TASK ITEM -
Which lines of the records below contain the word "Buchanan"? Copy each of them out.

EXERCISE INPUTS -
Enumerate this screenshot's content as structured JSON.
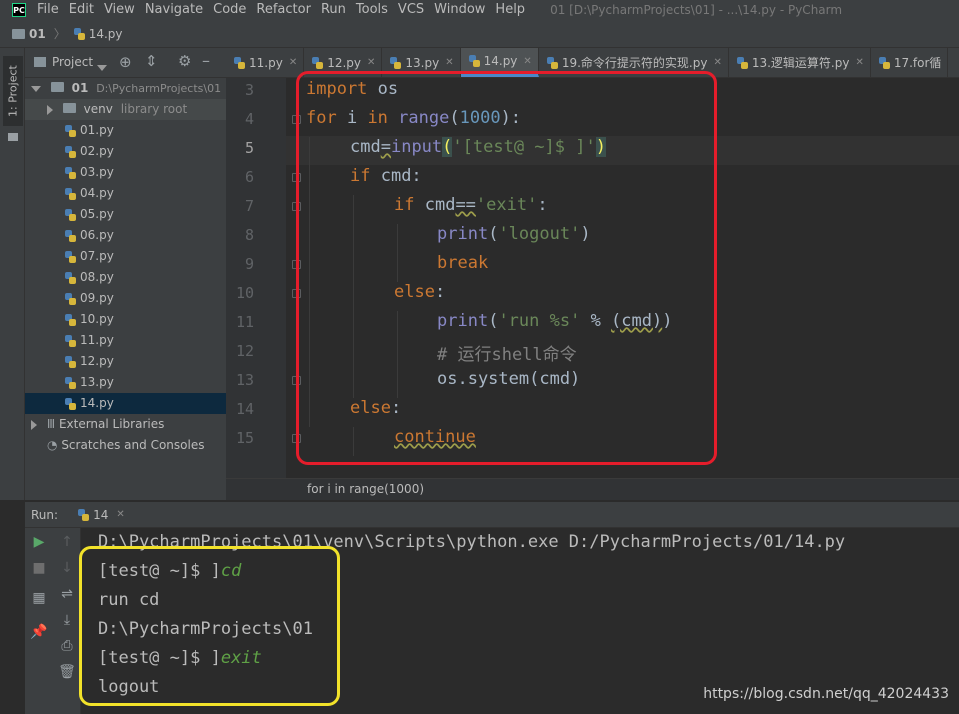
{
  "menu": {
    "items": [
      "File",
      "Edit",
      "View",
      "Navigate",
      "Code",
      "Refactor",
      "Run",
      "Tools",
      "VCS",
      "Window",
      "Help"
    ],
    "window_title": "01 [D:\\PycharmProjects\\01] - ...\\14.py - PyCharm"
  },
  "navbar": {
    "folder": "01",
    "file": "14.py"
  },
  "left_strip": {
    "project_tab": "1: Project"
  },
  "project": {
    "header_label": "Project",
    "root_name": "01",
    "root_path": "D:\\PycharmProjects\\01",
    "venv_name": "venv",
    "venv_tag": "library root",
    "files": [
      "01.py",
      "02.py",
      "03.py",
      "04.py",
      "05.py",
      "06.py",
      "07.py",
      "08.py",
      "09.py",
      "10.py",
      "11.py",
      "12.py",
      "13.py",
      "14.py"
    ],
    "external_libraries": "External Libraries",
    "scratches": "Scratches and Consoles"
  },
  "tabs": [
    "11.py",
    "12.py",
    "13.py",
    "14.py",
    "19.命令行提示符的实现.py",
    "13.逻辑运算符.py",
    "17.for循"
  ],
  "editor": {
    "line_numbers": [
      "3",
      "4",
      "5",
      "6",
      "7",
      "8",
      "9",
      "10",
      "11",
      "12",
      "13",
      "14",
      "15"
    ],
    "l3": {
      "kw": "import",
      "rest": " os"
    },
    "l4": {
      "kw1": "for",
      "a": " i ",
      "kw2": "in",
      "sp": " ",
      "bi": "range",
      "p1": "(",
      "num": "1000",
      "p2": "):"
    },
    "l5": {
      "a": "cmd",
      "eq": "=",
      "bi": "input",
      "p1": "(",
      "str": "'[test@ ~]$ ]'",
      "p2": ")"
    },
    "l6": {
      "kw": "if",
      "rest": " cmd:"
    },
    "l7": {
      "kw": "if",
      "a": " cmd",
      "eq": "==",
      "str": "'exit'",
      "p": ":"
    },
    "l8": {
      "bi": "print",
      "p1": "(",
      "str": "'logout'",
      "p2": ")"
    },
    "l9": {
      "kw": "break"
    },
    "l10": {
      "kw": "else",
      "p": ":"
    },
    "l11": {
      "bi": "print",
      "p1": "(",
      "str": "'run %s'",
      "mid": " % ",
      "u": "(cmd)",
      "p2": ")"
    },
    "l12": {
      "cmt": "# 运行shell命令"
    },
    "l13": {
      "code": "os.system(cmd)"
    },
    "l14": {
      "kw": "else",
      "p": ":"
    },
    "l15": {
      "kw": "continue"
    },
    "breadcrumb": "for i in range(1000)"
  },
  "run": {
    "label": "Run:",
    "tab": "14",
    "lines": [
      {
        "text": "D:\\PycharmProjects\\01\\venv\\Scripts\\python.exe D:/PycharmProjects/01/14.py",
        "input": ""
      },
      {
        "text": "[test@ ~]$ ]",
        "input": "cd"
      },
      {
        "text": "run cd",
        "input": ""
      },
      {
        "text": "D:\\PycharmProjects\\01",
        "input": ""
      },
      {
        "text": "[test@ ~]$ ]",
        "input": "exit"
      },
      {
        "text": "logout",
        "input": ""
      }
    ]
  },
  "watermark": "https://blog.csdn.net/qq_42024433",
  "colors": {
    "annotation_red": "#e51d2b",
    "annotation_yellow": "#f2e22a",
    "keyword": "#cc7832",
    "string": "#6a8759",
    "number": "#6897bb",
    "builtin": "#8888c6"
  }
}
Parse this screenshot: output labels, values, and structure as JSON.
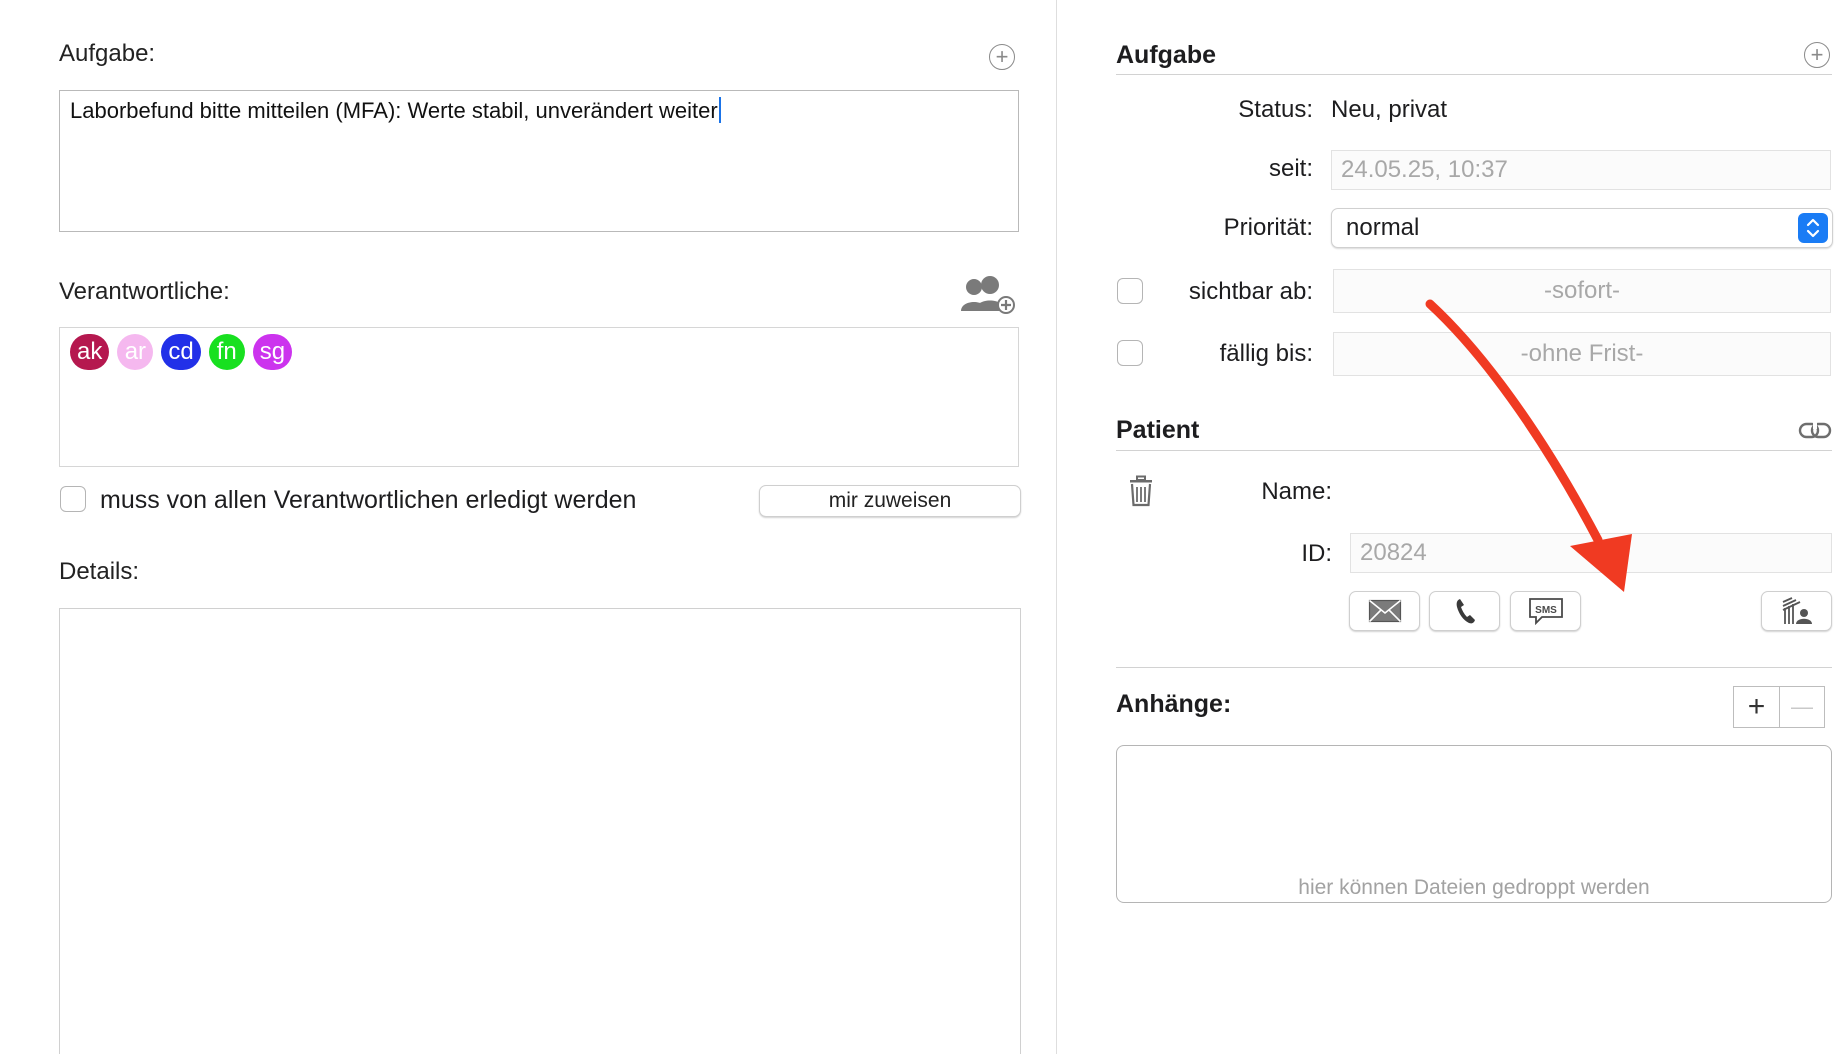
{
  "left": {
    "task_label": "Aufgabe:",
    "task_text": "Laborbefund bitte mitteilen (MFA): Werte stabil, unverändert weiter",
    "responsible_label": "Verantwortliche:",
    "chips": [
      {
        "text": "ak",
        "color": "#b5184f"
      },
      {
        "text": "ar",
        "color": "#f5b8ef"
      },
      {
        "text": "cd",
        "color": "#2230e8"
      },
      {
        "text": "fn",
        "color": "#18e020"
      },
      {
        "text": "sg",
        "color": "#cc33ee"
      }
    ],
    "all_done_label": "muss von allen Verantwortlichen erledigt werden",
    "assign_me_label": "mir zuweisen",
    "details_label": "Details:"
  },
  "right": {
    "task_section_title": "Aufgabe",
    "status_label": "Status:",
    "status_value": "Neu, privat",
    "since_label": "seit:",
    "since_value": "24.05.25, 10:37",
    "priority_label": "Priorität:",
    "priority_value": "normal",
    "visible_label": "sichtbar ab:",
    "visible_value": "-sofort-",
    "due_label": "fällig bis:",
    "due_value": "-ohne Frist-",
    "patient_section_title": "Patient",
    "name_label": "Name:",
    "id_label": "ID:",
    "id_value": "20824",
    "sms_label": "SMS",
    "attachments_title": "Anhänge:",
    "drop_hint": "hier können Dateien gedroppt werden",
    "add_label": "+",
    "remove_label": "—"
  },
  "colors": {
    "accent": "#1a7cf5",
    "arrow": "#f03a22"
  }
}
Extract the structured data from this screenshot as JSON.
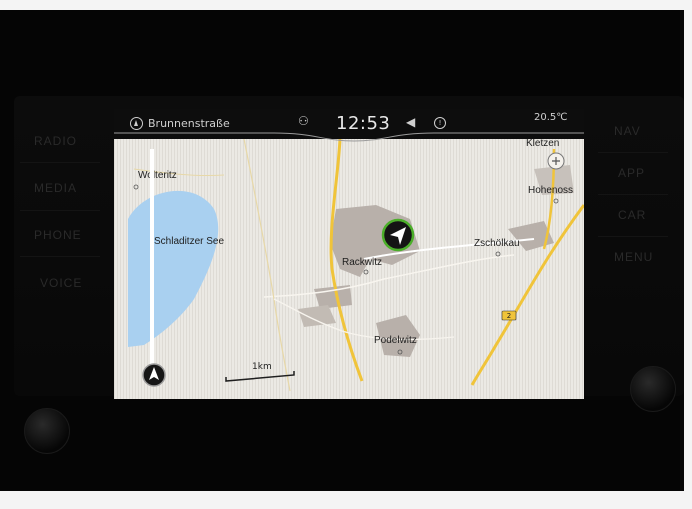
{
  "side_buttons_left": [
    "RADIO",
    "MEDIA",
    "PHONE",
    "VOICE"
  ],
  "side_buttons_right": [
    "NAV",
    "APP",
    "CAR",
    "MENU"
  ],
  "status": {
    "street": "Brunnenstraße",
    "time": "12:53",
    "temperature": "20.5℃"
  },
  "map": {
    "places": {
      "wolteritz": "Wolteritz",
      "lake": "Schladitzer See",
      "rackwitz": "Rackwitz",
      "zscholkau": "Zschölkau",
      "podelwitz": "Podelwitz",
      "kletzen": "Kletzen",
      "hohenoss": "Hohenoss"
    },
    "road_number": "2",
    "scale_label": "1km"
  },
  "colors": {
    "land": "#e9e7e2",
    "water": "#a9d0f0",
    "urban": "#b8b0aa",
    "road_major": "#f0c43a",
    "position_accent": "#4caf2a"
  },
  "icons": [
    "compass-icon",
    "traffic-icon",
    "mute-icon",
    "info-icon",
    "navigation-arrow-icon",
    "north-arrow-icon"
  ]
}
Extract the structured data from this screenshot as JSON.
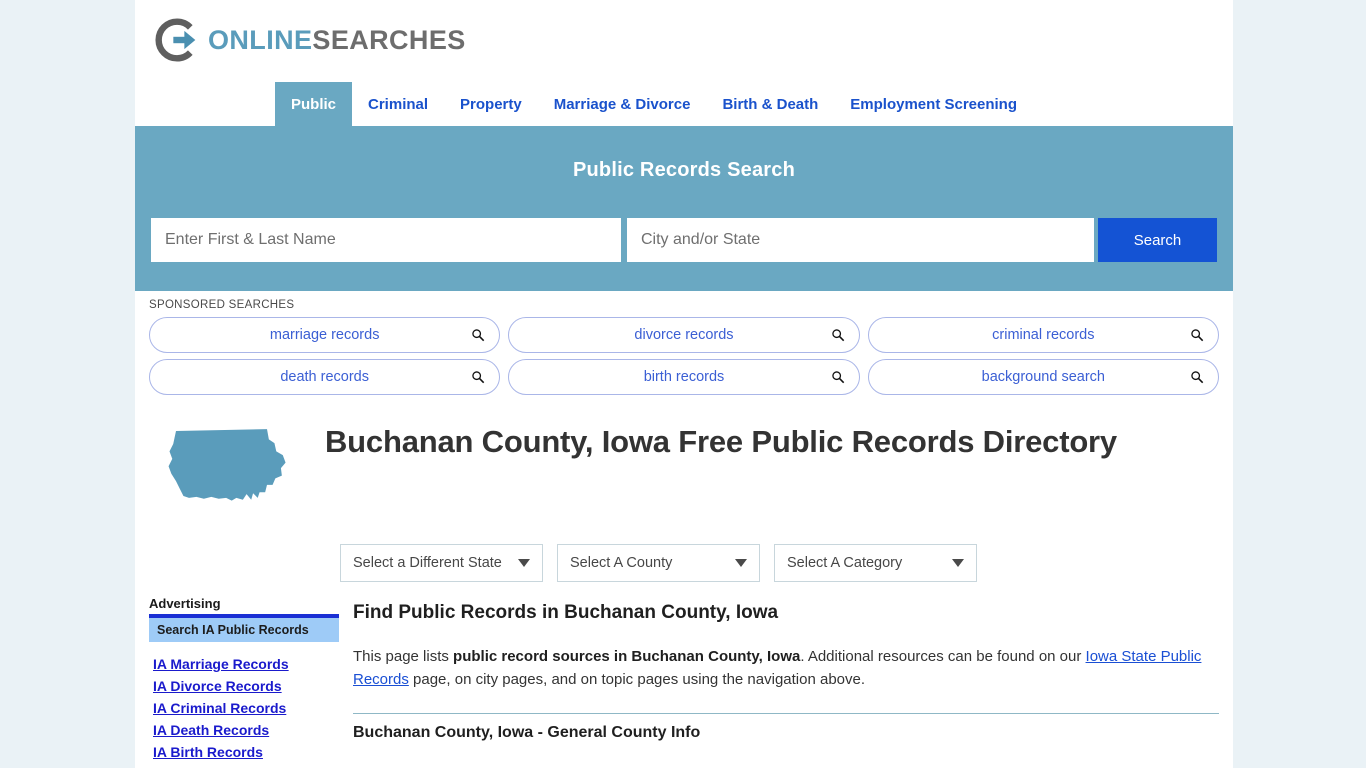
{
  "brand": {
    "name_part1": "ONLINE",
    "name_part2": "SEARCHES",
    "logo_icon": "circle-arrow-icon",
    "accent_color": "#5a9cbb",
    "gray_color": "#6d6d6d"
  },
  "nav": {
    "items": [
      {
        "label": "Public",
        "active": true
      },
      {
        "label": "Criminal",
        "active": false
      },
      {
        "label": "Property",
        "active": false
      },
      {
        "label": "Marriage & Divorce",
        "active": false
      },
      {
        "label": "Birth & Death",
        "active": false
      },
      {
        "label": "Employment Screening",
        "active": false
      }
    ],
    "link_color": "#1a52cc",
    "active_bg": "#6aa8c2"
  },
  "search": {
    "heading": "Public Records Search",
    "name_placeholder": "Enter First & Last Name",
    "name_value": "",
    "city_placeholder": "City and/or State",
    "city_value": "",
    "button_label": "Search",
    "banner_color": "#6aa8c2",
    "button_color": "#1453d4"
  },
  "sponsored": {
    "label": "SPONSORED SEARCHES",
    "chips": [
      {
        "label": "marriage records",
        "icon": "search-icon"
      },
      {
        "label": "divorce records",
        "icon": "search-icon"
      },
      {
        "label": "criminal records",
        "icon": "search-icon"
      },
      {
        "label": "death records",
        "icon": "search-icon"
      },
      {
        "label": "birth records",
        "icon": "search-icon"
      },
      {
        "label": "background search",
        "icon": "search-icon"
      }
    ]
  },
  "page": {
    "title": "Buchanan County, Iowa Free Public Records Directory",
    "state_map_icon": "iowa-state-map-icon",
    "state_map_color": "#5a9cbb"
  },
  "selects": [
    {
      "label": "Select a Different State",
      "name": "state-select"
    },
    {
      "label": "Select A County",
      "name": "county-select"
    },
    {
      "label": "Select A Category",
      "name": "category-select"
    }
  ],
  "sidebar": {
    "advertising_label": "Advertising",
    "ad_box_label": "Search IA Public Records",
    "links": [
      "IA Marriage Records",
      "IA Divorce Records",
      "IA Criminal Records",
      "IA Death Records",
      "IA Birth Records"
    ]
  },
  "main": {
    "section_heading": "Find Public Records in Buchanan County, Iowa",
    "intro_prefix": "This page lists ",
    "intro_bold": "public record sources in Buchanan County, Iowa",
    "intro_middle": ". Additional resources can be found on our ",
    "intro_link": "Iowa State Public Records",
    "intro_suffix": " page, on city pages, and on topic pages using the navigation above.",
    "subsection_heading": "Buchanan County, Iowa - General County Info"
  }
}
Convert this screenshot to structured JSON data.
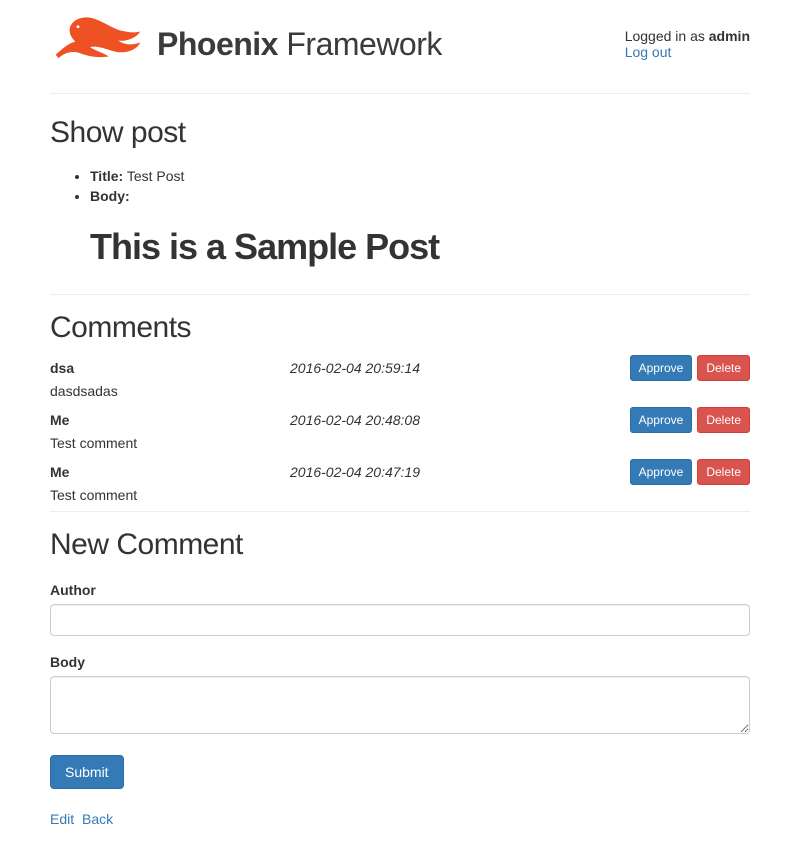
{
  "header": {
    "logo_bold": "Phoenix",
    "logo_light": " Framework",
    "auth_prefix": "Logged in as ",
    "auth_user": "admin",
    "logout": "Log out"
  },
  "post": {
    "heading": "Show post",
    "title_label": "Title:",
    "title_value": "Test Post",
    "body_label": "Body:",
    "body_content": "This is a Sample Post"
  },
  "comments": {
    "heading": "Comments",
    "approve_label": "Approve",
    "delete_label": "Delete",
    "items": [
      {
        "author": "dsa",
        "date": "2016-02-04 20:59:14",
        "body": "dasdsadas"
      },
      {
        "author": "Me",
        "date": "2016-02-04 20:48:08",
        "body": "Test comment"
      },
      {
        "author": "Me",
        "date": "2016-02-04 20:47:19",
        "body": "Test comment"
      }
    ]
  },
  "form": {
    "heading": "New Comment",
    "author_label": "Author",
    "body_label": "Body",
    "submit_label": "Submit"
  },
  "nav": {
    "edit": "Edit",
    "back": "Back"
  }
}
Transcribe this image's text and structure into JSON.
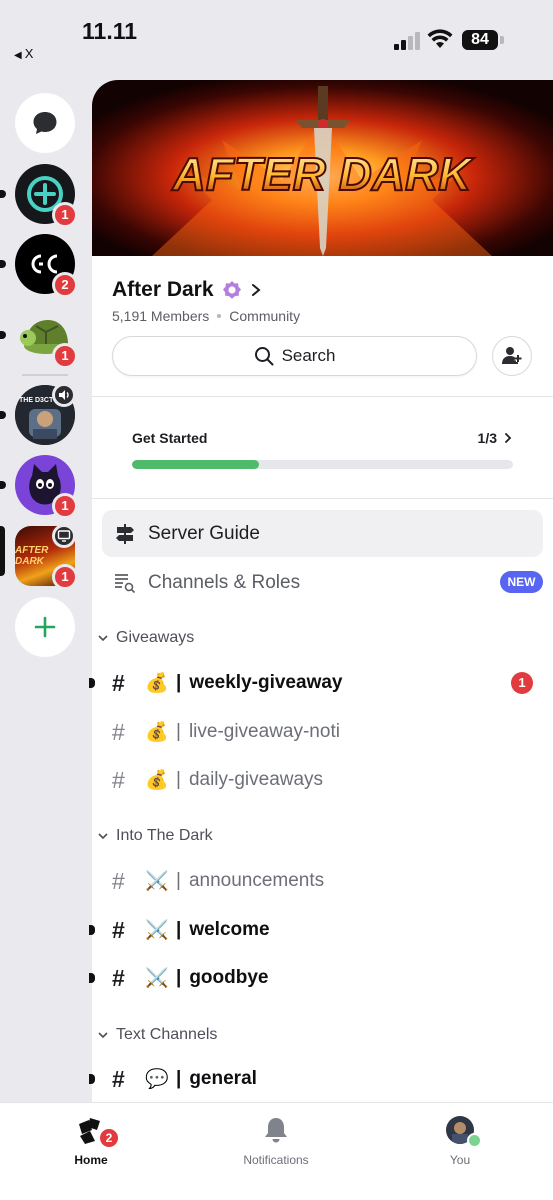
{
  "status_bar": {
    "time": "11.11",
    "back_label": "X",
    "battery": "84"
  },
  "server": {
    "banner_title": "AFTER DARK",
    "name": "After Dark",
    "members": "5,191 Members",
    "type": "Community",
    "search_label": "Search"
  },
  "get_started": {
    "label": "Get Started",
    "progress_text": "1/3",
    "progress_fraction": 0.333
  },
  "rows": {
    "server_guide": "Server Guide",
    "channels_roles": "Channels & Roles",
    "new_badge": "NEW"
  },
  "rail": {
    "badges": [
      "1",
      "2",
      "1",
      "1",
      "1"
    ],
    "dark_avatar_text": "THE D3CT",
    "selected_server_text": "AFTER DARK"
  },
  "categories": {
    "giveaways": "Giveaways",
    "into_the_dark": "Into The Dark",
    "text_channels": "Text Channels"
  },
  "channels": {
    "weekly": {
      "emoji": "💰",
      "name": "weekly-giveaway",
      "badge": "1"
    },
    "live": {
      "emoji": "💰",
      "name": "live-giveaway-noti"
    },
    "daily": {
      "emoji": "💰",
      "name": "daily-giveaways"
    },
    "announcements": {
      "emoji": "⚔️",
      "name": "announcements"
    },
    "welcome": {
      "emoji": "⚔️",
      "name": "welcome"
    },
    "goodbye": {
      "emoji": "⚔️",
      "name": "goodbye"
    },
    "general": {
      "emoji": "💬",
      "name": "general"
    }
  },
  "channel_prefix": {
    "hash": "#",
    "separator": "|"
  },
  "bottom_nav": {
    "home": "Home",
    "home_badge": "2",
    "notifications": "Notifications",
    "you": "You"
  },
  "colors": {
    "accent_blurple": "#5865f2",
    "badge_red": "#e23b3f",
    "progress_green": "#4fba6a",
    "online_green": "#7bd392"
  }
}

ANSWER SPACE -
    "title": "Buchanan County, Iowa Free Public Records Directory",
    "section_heading": "Find Public Records in Buchanan County, Iowa",
    "intro_bold": "public record sources in Buchanan County, Iowa",
    "subsection_heading": "Buchanan County, Iowa - General County Info"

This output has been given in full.